[TASK OBJECTIVE] Scan the entries and copy each line where the word "structured" is present.

[RECORD EXCERPTS]
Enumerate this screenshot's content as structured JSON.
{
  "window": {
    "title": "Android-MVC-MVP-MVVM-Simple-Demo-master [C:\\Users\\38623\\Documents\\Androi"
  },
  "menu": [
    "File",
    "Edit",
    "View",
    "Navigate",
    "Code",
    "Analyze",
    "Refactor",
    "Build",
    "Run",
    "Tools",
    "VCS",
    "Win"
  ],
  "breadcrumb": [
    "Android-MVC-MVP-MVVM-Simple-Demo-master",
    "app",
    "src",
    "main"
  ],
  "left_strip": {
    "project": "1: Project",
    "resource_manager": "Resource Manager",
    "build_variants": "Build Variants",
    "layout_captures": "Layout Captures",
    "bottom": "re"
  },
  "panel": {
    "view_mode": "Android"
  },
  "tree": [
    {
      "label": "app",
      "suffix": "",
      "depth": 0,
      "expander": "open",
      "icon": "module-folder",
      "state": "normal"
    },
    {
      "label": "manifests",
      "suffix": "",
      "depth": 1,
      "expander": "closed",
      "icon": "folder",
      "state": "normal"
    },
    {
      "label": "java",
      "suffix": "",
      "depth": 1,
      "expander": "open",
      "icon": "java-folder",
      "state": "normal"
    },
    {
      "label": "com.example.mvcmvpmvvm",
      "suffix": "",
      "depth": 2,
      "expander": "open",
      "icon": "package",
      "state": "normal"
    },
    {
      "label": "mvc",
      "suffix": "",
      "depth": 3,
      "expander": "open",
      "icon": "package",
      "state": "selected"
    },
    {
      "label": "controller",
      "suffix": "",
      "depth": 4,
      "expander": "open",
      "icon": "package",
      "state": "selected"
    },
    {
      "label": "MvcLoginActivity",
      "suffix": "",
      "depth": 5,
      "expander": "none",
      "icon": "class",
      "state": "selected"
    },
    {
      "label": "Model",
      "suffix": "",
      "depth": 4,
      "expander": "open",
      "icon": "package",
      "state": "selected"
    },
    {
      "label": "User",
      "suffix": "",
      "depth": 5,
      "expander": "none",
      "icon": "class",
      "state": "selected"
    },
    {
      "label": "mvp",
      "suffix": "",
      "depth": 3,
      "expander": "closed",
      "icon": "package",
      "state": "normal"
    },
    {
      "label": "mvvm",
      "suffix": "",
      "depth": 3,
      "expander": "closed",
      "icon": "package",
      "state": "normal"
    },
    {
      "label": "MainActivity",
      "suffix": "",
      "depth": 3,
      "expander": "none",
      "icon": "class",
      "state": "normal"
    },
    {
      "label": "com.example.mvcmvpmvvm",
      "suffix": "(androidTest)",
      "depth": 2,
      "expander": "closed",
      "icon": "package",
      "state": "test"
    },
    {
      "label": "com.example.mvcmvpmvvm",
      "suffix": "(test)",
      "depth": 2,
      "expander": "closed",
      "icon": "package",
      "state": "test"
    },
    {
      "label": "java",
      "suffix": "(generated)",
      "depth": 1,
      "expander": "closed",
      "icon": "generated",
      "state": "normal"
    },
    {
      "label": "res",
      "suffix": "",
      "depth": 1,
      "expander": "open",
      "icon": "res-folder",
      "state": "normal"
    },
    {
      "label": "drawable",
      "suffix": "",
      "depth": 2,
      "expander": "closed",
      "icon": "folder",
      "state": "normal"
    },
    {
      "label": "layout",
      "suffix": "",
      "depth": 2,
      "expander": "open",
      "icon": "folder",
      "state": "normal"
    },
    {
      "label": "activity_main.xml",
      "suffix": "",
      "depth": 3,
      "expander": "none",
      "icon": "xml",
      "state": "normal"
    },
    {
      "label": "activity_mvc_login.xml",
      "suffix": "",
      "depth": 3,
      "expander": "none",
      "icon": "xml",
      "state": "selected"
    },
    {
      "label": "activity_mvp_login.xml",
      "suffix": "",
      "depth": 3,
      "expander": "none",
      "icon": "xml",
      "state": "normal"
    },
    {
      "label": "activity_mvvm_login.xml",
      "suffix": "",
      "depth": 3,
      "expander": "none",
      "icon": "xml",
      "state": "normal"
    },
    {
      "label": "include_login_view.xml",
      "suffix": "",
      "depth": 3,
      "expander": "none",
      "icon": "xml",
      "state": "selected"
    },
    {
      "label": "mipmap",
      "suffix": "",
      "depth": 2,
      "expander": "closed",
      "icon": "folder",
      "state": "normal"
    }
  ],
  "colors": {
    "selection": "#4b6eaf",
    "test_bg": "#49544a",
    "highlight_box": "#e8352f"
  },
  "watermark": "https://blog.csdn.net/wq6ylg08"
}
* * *
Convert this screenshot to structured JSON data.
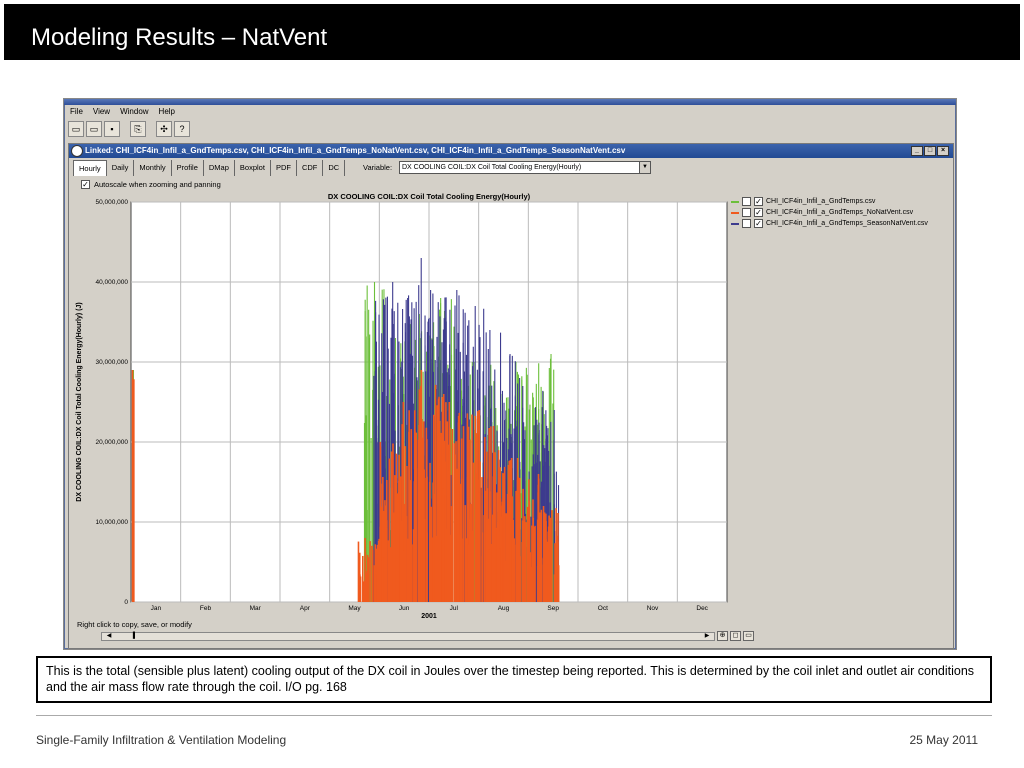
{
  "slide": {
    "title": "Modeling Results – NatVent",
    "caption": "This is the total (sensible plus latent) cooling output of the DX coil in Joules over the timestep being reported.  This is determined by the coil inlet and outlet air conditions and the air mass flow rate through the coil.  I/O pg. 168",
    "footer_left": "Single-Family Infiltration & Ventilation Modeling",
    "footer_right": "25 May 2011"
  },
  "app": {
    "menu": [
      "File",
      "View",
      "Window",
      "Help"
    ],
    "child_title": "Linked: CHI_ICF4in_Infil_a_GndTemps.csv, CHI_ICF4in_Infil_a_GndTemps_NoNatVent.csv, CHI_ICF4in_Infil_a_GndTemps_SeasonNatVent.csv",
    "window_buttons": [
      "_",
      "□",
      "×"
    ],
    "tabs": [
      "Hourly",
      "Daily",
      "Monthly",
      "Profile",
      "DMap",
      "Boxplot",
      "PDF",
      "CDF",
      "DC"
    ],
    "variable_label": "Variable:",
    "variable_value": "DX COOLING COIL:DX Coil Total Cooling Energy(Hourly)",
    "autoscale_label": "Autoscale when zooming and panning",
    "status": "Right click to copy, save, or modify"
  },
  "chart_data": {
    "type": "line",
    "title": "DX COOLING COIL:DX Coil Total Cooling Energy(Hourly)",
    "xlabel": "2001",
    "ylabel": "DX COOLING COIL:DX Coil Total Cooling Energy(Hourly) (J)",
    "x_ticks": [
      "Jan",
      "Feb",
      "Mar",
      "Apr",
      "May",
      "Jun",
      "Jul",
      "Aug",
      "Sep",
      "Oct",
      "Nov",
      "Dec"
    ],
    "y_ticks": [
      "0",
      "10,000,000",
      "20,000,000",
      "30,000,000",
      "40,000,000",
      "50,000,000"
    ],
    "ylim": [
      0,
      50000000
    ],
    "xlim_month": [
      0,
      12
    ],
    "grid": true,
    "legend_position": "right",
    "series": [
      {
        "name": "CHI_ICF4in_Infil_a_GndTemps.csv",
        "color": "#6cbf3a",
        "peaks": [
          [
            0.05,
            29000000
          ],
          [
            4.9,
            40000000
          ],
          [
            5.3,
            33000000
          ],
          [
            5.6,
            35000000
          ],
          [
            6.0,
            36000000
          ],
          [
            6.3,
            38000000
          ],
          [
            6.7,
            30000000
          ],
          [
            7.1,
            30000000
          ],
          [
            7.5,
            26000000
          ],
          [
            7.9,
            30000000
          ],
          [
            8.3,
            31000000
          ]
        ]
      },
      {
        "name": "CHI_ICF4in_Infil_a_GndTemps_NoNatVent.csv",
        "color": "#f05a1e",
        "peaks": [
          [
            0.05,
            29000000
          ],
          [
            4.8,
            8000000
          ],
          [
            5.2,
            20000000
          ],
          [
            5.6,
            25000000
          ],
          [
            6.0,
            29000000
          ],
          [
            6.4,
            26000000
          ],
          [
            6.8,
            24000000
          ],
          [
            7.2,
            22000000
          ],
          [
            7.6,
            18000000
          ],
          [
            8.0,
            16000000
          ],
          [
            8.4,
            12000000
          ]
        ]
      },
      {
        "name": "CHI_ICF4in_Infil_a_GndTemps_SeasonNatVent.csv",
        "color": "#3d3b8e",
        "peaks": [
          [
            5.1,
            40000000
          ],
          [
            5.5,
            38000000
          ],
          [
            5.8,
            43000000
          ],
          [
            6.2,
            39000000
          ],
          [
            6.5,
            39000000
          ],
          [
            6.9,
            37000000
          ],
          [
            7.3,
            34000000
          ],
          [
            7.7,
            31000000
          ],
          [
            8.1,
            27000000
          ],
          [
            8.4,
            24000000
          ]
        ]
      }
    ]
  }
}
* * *
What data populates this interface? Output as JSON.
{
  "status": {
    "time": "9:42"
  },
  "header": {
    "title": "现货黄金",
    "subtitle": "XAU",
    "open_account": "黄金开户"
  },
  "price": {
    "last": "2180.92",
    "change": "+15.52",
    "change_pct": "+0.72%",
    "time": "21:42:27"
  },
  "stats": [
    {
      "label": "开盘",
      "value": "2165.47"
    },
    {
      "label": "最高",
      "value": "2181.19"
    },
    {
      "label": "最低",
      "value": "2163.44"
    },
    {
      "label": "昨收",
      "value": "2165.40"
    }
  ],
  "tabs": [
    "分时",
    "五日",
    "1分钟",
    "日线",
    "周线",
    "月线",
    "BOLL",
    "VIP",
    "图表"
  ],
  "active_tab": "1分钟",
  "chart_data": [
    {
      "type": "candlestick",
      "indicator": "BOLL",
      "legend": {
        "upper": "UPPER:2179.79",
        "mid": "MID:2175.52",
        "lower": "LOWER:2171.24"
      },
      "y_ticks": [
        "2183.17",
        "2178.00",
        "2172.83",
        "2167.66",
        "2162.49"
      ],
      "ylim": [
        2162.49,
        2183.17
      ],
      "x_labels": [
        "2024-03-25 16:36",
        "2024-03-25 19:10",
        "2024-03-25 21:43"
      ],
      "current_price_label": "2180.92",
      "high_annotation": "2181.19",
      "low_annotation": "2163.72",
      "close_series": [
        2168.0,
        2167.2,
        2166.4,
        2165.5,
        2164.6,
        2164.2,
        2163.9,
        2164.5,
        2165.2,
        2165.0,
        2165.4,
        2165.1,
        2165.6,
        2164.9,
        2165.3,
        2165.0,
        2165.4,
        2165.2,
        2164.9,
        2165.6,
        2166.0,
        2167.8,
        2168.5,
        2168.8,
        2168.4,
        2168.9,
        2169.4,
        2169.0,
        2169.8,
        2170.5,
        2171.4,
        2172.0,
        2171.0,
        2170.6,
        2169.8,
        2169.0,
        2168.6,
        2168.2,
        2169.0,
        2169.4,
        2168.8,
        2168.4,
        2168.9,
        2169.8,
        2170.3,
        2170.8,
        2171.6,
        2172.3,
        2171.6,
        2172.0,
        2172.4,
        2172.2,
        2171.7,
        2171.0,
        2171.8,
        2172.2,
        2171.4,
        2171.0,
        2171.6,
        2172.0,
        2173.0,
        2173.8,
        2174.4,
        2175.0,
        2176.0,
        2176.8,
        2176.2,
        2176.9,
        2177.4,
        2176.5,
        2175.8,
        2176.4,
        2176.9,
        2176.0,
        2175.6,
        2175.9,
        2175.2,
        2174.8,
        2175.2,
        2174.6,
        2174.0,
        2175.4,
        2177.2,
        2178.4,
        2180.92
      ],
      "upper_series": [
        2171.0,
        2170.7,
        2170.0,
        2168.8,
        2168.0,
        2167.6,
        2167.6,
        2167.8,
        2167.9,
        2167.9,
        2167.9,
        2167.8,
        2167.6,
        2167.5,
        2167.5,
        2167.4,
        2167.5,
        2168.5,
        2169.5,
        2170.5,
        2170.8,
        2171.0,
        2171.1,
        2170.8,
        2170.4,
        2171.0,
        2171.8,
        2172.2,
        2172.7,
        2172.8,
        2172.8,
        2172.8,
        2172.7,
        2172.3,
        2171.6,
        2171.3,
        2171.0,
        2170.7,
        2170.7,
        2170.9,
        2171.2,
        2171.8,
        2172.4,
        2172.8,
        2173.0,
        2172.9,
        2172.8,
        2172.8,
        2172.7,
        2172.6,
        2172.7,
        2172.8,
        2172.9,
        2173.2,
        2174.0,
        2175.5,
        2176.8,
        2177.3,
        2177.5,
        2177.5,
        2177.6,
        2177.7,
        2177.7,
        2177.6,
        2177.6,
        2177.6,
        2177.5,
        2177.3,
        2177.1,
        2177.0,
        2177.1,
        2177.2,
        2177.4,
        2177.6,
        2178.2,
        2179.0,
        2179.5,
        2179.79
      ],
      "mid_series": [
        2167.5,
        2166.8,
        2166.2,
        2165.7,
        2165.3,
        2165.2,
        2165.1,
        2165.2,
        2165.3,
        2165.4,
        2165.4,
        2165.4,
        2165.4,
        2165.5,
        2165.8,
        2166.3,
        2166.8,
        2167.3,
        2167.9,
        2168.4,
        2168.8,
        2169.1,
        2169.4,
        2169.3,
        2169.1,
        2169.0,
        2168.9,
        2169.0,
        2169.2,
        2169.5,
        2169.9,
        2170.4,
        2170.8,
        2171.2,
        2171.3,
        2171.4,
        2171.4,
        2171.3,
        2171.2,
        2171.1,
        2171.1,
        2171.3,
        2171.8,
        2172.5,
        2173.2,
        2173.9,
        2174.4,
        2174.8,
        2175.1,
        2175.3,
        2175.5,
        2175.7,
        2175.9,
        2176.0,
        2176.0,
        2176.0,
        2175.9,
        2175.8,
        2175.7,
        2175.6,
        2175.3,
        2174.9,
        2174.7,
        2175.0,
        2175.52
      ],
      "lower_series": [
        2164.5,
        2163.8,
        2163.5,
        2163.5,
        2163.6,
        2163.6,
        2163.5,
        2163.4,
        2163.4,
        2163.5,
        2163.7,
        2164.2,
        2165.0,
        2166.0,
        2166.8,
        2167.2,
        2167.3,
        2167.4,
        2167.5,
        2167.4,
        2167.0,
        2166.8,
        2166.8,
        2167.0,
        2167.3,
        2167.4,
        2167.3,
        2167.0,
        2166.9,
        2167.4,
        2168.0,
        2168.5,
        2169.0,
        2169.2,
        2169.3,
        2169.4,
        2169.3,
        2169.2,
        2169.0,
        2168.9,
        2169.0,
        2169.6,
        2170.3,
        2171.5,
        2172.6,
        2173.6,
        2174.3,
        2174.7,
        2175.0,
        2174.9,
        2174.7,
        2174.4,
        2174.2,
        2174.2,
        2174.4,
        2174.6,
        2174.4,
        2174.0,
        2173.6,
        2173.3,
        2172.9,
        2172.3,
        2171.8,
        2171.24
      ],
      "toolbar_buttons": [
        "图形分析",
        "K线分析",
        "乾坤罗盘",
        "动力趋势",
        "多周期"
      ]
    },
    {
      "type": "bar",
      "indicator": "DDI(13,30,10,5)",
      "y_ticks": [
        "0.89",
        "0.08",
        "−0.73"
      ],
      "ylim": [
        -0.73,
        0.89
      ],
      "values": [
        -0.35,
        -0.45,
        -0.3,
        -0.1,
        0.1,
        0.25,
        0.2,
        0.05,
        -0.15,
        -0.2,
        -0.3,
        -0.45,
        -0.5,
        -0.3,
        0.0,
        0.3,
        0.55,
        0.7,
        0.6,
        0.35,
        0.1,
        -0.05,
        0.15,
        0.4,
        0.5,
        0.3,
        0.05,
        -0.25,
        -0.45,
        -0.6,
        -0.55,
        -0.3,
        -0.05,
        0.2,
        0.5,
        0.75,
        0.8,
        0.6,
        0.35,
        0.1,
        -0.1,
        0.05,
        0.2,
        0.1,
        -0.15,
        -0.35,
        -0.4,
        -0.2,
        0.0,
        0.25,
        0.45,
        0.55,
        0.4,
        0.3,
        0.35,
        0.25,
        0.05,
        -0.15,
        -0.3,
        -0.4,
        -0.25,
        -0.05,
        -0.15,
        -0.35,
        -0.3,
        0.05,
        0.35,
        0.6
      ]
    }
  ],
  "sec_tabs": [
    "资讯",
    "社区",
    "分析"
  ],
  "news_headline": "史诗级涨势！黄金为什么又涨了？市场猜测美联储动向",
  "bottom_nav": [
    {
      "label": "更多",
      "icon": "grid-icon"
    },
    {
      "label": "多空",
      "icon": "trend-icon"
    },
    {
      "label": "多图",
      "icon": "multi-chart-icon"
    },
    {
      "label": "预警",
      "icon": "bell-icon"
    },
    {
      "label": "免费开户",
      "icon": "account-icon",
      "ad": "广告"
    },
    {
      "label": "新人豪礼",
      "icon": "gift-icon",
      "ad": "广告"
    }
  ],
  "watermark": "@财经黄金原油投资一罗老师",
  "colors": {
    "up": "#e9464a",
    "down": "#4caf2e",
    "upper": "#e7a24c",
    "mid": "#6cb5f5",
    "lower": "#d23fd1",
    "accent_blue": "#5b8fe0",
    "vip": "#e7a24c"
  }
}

[SOLUTION BELOW]
Enumerate this screenshot's content as structured JSON.
Convert this screenshot to structured JSON data.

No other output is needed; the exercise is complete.